While US President Barack Obama won the American presidential election on a platform of hope and change, it was more of the same when it came to his administration’s dealings with the Egyptian regime.
In fact, the change that Obama introduced vis-à-vis the Egyptian regime was considered by opposition groups and human rights activists as change for the worse.
Tensions had been prevalent between the previous Bush administration and the Egyptian one, to the extent that President Hosni Mubarak had halted his annual US visit through the last five years of the Bush administration’s tenure, objecting to their criticism of the Egyptian regime for issues including Egypt’s human rights record, the laxness of security on the border with Gaza and the imprisonment of 2005 presidential candidate Ayman Nour.

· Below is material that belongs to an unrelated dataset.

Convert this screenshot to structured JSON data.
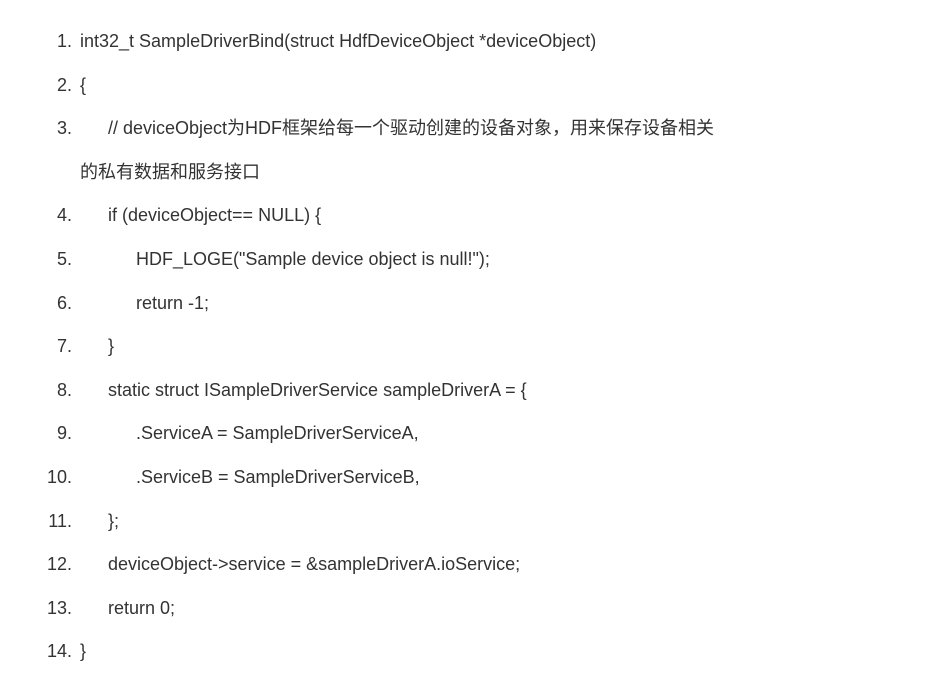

Obama had started on the right track verbally when during his inauguration speech in Nov. 2008 he said, “To those who cling to power through corruption and deceit and the silencing of dissent, know that you are on the wrong side of history, but that we will extend a hand if you are willing to unclench your fist.
However, Egyptian opposition activists wanted more than words from the new US president. Gamila Ismail, then wife of Nour, who was still incarcerated at the time, told Daily News Egypt after the inauguration, “I hope these are not just words and are transformed into genuine actions and policies.
“We don’t ask from American administrations or their representatives anything except to stop supporting dictatorships in the region and to be more interested in their principles rather than their interests, she added.
“This has to be reflected in their public and private support of them, and meeting and receiving them, Ismail continued, “He [Obama] really has to stop backing dictatorships in the region and Egypt and shows he cares more about the people than the rulers. Receiving dictators in the White House after years of not receiving them will be interpreted as that it was all just talk.
Egypt made the first overture by releasing Nour four months early in February on health grounds. It was perceived by analysts to be a peace offering to the new US administration.
It seemed to have paid off when it was announced that Obama would make a speech addressing the Muslim world from Cairo. White House spokesman Robert Gibbs defended the choice by saying Egypt was “a country that in many ways represents the heart of the Arab world.
Editor-in-chief of the state-run Al-Ahram newspaper Osama Saraya wrote in an editorial that Obama’s choice of Egypt was an “admission of the truth and depth of [Egypt’s] wise political vision in solving the problems between East and West.
Egyptian opposition saw the choice of venue as tacit approval of the Egyptian regime. Coordinator of the Kefaya Movement for Change Abdel-Halim Qandil told Daily News Egypt after the announcement, “The regime is promoting Obama’s visit as recognition of it, and that is partly true, but regarding what? Regarding US policy, because the regime is important for American interests in the region. The regime views American acceptance as paramount, as it is undemocratically elected, so it has replaced the electorate with the approval of Tel Aviv and Washington.
“As for the American administration, we must make a distinction that Obama might be good for the Americans, but no one said he is good for us. So it is not a surprise and no one from the opposition ever said that change in Egypt will come from the office of the American president; in fact the US is an obstacle to change in Egypt and the Arab world, Qandil added.
Prior to the speech, Egyptian groups in the US urged Obama in a letter “to bring up issues pertaining to reform and the cancellation of the emergency law and all laws restricting freedoms [in Egypt] and call for “the release of political prisoners and the creation of a true democracy based on the allowance of general and religious freedom.
On June 4, Obama made his much-anticipated speech at Cairo University and on the issue of democracy said, “No system of government can or should be imposed on one nation by any other, but also said the US would support ideals such as freedom of expression and transparency of rule.
“You must maintain your power through consent, not coercion; you must respect the rights of minorities, and participate with a spirit of tolerance and compromise; you must place the interests of your people and the legitimate workings of the political process above your party, he said.
The resumption of warmer ties between Egypt and the US seemed complete when it was announced that President Hosni Mubarak would visit the US in May after a five-year hiatus.
However, the untimely death of his grandson meant the visit was postponed.
Mubarak finally made his way to the US in August. He said at the time, “Relations between us and the United States are very good relations and strategic relations. And despite some of the hurdles that we had with previous administrations, this did not change the nature of our bilateral relations.
White House spokesman Robert Gibbs responded to criticism that relations had warmed again with a regime known for its poor record in human rights and democratic reform, insisting that such issues were discussed between Mubarak and Obama.
“I would not agree with the premise that we have somehow swept under the rug, in either this relationship or in relationships with other countries, the notion of human rights or greater democracy in the world, he said.